I pray as I prepare to leave you that you will have a desire to see yourselves as He would have you see yourself, that you may fulfill your mission here on earth and become closer to becoming whom He would have you become. I pray that you may love to learn and realize what a blessing it is that you have been given this gift of learning, that your desires will be to learn out of the best books those things that will help you develop and grow—maybe even something you never wanted to or thought you could learn.
I pray that you will take advantage of this opportunity to learn how to learn the Lord’s way, that your learning will be enhanced and enlightened through His Spirit. I pray that you may love hard work, that you may gain fulfillment through an honest day’s pay for an honest day’s work. I pray that you will take care of each other, reach out to each other—in class, in the hallway, on the street. You have the ability to bless each other significantly.
I pray that you may seek chastisement from Him, that you may come to better understanding of the Atonement in your life, that you may learn to love as He loves, that you may learn to love yourself more, and that you may learn that through repentance and forgiveness and service to your fellow man, change will come easier to you as you practice it often.
I pray that your thoughts may be filled with virtue, that your confidence may wax strong in His sight, and that you may be a light to the world. I pray that you will have a desire to read His word every day, to gain insights and understanding of Him and His ways. I pray that you will make attending devotionals and the temple a priority, that you may gain insights directed toward you specifically at this time in life.
We have a Teacher who knows and loves us better than we can possibly comprehend or love ourselves. If we reach out to Him with a sincere heart, with real intent, ready to listen, learn, and follow Him, I promise you He will answer you. He will sustain and comfort and guide. He will chastise and forgive and forget.
I pray that you may enjoy the experience of studying and pondering on the life and teachings of our Savior and Redeemer in your personal behalf, that you may find answers in your desires to become what you may become and can become, that you may feel of the peace only He can give this year and always. I pray that you may come to know yourself as you learn more of Him.

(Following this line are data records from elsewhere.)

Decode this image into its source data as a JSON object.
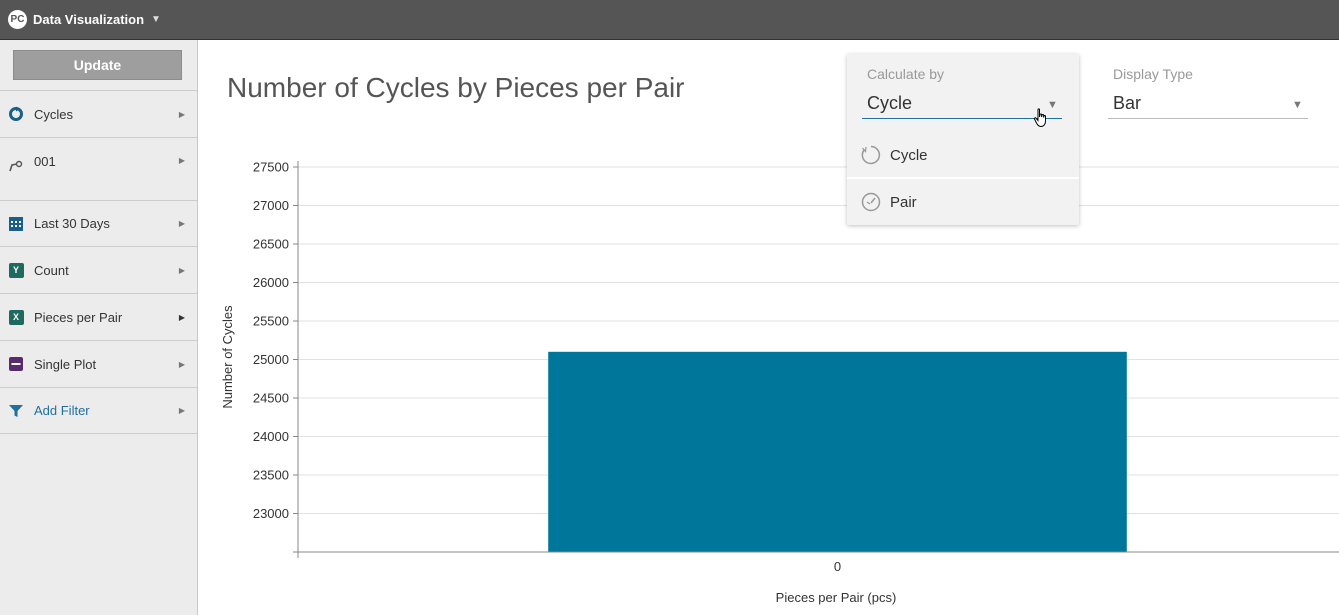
{
  "app": {
    "title": "Data Visualization",
    "logo_text": "PC"
  },
  "sidebar": {
    "update_label": "Update",
    "items": [
      {
        "label": "Cycles",
        "icon": "refresh-circle-icon"
      },
      {
        "label": "001",
        "icon": "machine-icon"
      },
      {
        "label": "Last 30 Days",
        "icon": "calendar-icon"
      },
      {
        "label": "Count",
        "icon": "y-axis-icon",
        "badge": "Y"
      },
      {
        "label": "Pieces per Pair",
        "icon": "x-axis-icon",
        "badge": "X"
      },
      {
        "label": "Single Plot",
        "icon": "single-plot-icon"
      },
      {
        "label": "Add Filter",
        "icon": "filter-icon"
      }
    ]
  },
  "main": {
    "title": "Number of Cycles by Pieces per Pair",
    "calculate_by": {
      "label": "Calculate by",
      "value": "Cycle",
      "options": [
        "Cycle",
        "Pair"
      ]
    },
    "display_type": {
      "label": "Display Type",
      "value": "Bar"
    }
  },
  "colors": {
    "bar": "#00769a",
    "accent_line": "#1f6f9f",
    "topbar": "#555555"
  },
  "chart_data": {
    "type": "bar",
    "title": "Number of Cycles by Pieces per Pair",
    "categories": [
      "0"
    ],
    "values": [
      25100
    ],
    "xlabel": "Pieces per Pair (pcs)",
    "ylabel": "Number of Cycles",
    "ylim": [
      22500,
      27500
    ],
    "yticks": [
      23000,
      23500,
      24000,
      24500,
      25000,
      25500,
      26000,
      26500,
      27000,
      27500
    ],
    "grid": true
  }
}
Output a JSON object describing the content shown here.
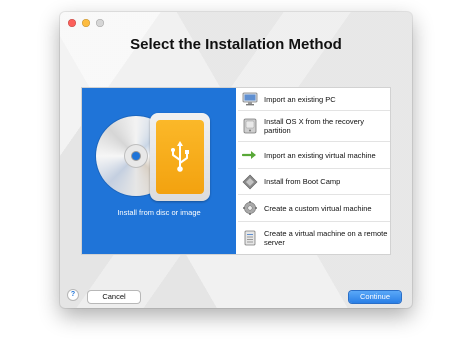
{
  "window": {
    "title": "Select the Installation Method"
  },
  "hero": {
    "label": "Install from disc or image"
  },
  "options": [
    {
      "label": "Import an existing PC",
      "icon": "pc-icon"
    },
    {
      "label": "Install OS X from the recovery partition",
      "icon": "drive-icon"
    },
    {
      "label": "Import an existing virtual machine",
      "icon": "import-arrow-icon"
    },
    {
      "label": "Install from Boot Camp",
      "icon": "boot-camp-icon"
    },
    {
      "label": "Create a custom virtual machine",
      "icon": "gear-icon"
    },
    {
      "label": "Create a virtual machine on a remote server",
      "icon": "server-icon"
    }
  ],
  "footer": {
    "help_label": "?",
    "cancel_label": "Cancel",
    "continue_label": "Continue"
  },
  "colors": {
    "accent": "#1f74d8",
    "usb_orange": "#f3a20f"
  }
}
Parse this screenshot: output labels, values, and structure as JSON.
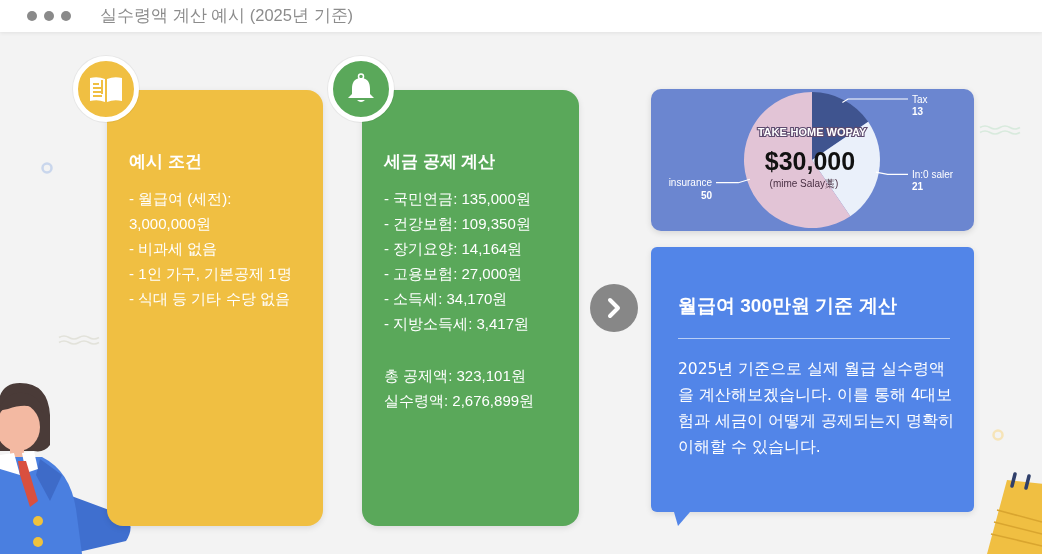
{
  "window": {
    "title": "실수령액 계산 예시 (2025년 기준)"
  },
  "cards": [
    {
      "color": "#f0bf42",
      "title": "예시 조건",
      "items": [
        "- 월급여 (세전): 3,000,000원",
        "- 비과세 없음",
        "- 1인 가구, 기본공제 1명",
        "- 식대 등 기타 수당 없음"
      ]
    },
    {
      "color": "#5aa85a",
      "title": "세금 공제 계산",
      "items": [
        "- 국민연금: 135,000원",
        "- 건강보험: 109,350원",
        "- 장기요양: 14,164원",
        "- 고용보험: 27,000원",
        "- 소득세: 34,170원",
        "- 지방소득세: 3,417원"
      ],
      "totals": [
        "총 공제액: 323,101원",
        "실수령액: 2,676,899원"
      ]
    }
  ],
  "infographic": {
    "heading": "TAKE-HOME WOPAY",
    "amount": "$30,000",
    "caption": "(mime Salay藁)",
    "chart_data": {
      "type": "pie",
      "categories": [
        "Tax",
        "In:0 saler",
        "insurance"
      ],
      "values": [
        13,
        21,
        50
      ],
      "data_labels": true
    }
  },
  "summary": {
    "title": "월급여 300만원 기준 계산",
    "text": "2025년 기준으로 실제 월급 실수령액을 계산해보겠습니다. 이를 통해 4대보험과 세금이 어떻게 공제되는지 명확히 이해할 수 있습니다."
  }
}
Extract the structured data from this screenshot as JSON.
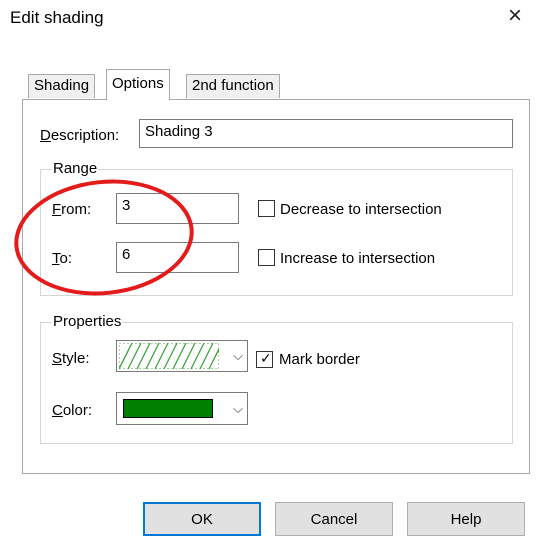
{
  "window": {
    "title": "Edit shading",
    "close_icon": "×"
  },
  "tabs": [
    {
      "label": "Shading"
    },
    {
      "label": "Options"
    },
    {
      "label": "2nd function"
    }
  ],
  "description": {
    "label": "Description:",
    "value": "Shading 3"
  },
  "range": {
    "group_label": "Range",
    "from": {
      "label": "From:",
      "value": "3"
    },
    "to": {
      "label": "To:",
      "value": "6"
    },
    "decrease": {
      "label": "Decrease to intersection",
      "checked": false
    },
    "increase": {
      "label": "Increase to intersection",
      "checked": false
    }
  },
  "properties": {
    "group_label": "Properties",
    "style": {
      "label": "Style:",
      "pattern": "green-diagonal-hatch",
      "pattern_color": "#2e9e2e"
    },
    "mark_border": {
      "label": "Mark border",
      "checked": true,
      "glyph": "✓"
    },
    "color": {
      "label": "Color:",
      "value": "#008000"
    },
    "dropdown_glyph": "⌵"
  },
  "buttons": {
    "ok": "OK",
    "cancel": "Cancel",
    "help": "Help"
  },
  "annotation": {
    "color": "#e41b1b"
  }
}
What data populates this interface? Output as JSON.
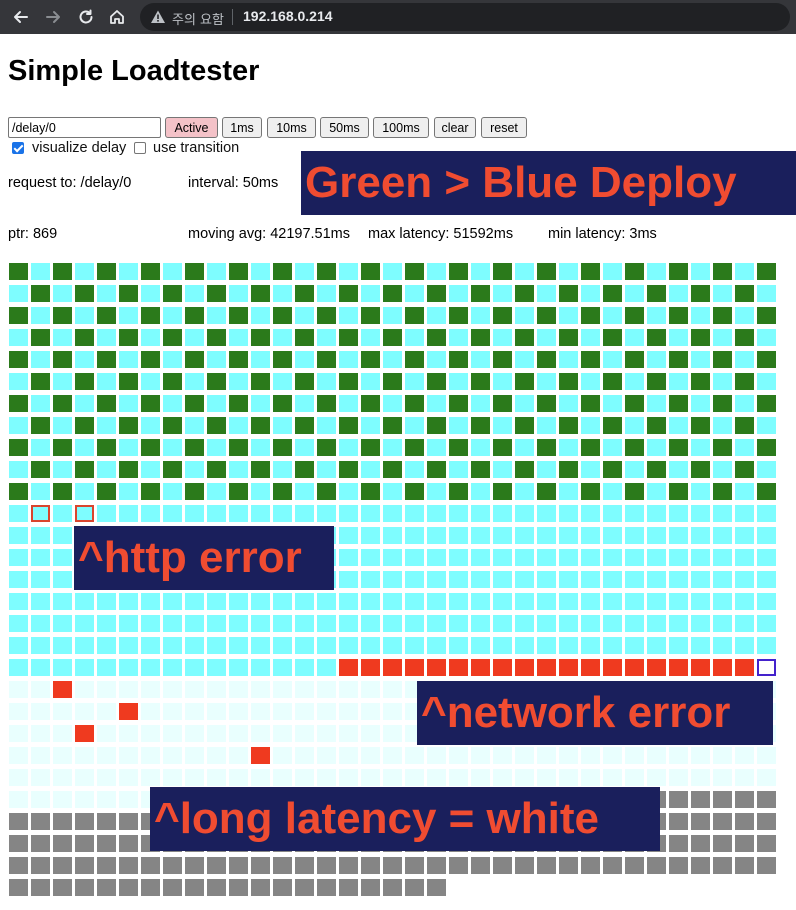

I love you, brothers and sisters. I pray that you may feel that love, and I say this in the name of Jesus Christ, amen.
 Russell M. Nelson, “Becoming True Millennials,” Worldwide Devotional for Young Adults, Jan. 10, 2016.
 Dieter F. Uchtdorf, “Be Not Afraid, Only Believe,” Oct. 2015 General Conference.
 See 2 Nephi 2:25.
 Uchtdorf, “Be Not Afraid.”
 See Ether12:27.
 Neill F. Marriott, “Yielding Our Hearts to God,” Oct. 2015 General Conference.
 Uchtdorf, “Be Not Afraid.”
 Uchtdorf, “Be Not Afraid.”
 Todd D. Christofferson, “Be At Peace,” Liahona or Ensign, Dec. 2015.
 Larry R. Lawrence, “What Lack I Yet?” Oct. 2015 General Conference.
 Marriott, “Yielding Our Hearts to God,” emphasis in the original.